- Symfonie c moll = Symphony in C minor = Symphonie c-Moll "Asrael" op. 27 by Josef Suk
The first edition of Suk's Asrael Symphony was published by Breitkopf & Härtel in 1907 in a full score (Partitur-Bibliothek 2069) and orchestral parts, followed by an arrangement for piano four hands by Roman Veselý in 1912. A completely new edition of the score was published in Prague by Státní hudební vydavatelství (SHV) in 1965, edited by Karel Šrom, but, like the first edition, this has been out of print for many years. In 2006, the 1965 edition was used as the basis for a study score issued by Musikproduktion Höflich in Munich (study score 494 in its Repertoire Explorer series). Now we have a brand new critical edition from Bärenreiter, edited by Jonáš Scrupulously prepared and beautifully printed, this is cause for rejoicing.
The first performance of Asrael was given at the Prague National Theatre on 3 February 1907, conducted by Karel Kovařovic. The journal Dalibor (16 February 1907) praised its expressive variety, its colorful orchestration, and its form, concluding that Asrael was "the pinnacle of Czech symphonic works" (p. ix). Emanuel Chvála, writing in the Prague paper Politik (5 February 1907), declared "It's the most modern music we have, and is likely to be among the most enduring" (p. ix). Later that year, the journal Dalibor reminded readers that it left a "profound, devastating and indeed astounding impression" on the audience (p. ix). Kovařovic repeated the work on 24 February, pairing it—as he had at the premiere—with Dvoř Te Deum.
The Czech Philharmonic played it for the first time five years later, on 7 January 1912, at its inaugural concert in the Smetana Hall of the newly opened Obecni dům in Prague (one of the treasures of Czech art nouveau). On this occasion Vilém Zemánek conducted an all Suk program concluding with Asrael. It has remained in the orchestra's repertoire ever since. Václav Talich, a close friend of Suk and his most devoted advocate, first conducted it on 17 October 1919, and conducted it regularly until 1944, as well as making the first recording of the work in 1952. Other Czech orchestras also took up the work, and among early performances by non-Czech forces, one notable account was that given by the Concertgebouw Orchestra in Amsterdam conducted by Willem Mengelberg on 3 January 1909. Although a healthy tally of performances have taken place from the 1950s until the present, Asrael is most likely to be encountered on the programs of Czech orchestras.

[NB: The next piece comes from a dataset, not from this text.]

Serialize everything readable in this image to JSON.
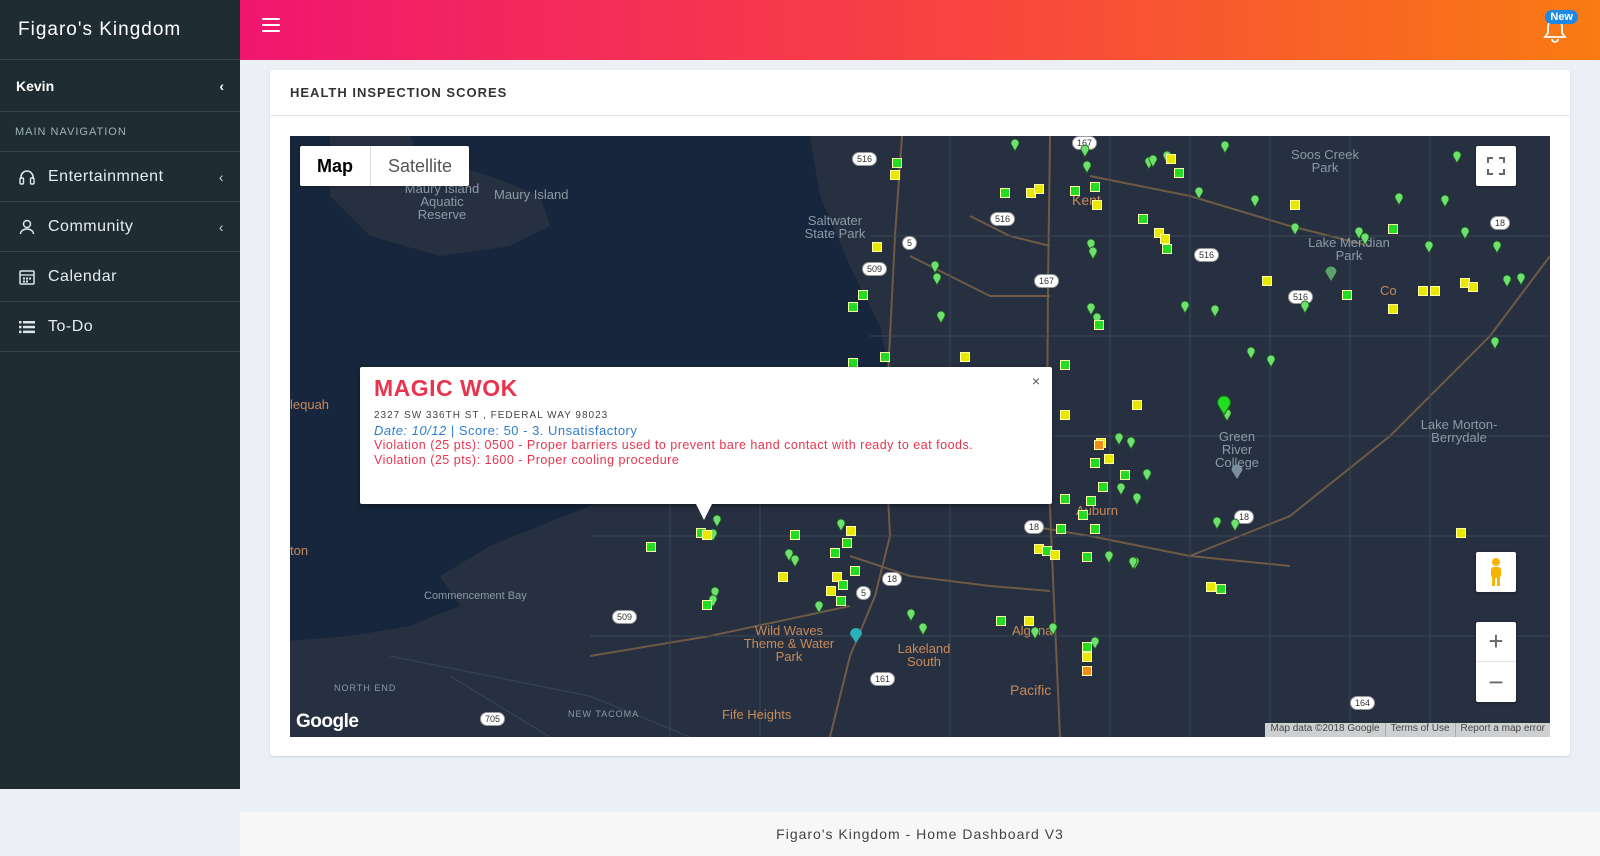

Despite the impressive advocacy of conductors such as Rafael Kubelík, Karel Anč Charles Mackerras, Libor Peš Hrůša, Vladimir Jurowski, and Kirill Petrenko, it has still not quite established a permanent foothold in the international repertory.
The publication of this new edition will, I hope, encourage more conductors and orchestras to take up a work that many (including the present author) regard as one of the cornerstones of the symphonic repertoire in the years before World War I (alongside the likes of Mahler, Elgar and Sibelius) as well as being the finest Czech symphony since Dvořák. It was the death of Dvořák (Suk's father-in-law and [End Page 166] teacher) in 1904, followed a year later by the death of his daughter Otilie (Suk's wife) that provided the melancholy inspiration for Asrael, which takes its name from Azrael, the angel who separates the soul from the body at death in the religions of Judaism and Islam. Suk's profound emotional investment in this work is one of its most compelling features—it's an exceptionally moving piece as well as being musically engrossing—a nobly-conceived Requiem...